The experiment that went out of control

Philip Zimbardo is one of the most controversial figures in psychology, said Katie Kilkenny in Pacific Standard. In 1971, the Stanford professor conducted a now notorious psychological experiment that placed 24 student volunteers as prisoners and guards in a simulated prison. The experiment quickly spun out of control, as the student guards became increasingly sadistic toward their prisoners and Zimbardo—who acted as prison superintendent—was accused of subjecting his volunteers to psychological torture.

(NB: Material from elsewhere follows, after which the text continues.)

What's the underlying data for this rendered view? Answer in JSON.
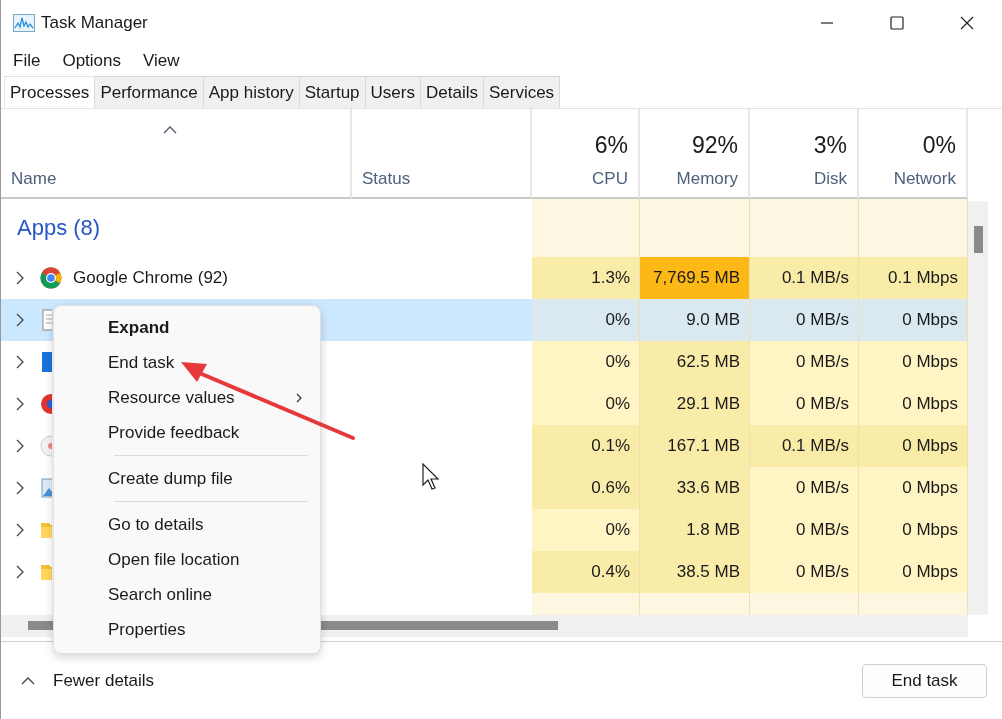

Four decades on, Zimbardo stands by his study—if only because it taught the world that anyone can be seduced by evil under the right circumstances. “[We like to think] our personality is relatively fixed, we are who we are, that we are not influenced by things around us,” says Zimbardo, 82. “This study says no, that might be true sometimes, but other times when you’re put in an unfamiliar situation where you don’t have any guidelines or rules that contain who you are, you could be anything.” He insists we’ve all witnessed this phenomenon: “Somebody you know suddenly begins to change because they’ve been given a certain role or authority.” Zimbardo admits that he, too, was corrupted by his prison role. “I lost my sense of compassion,” he says. “I totally lost that.”

The Week Magazine, August 7, 2015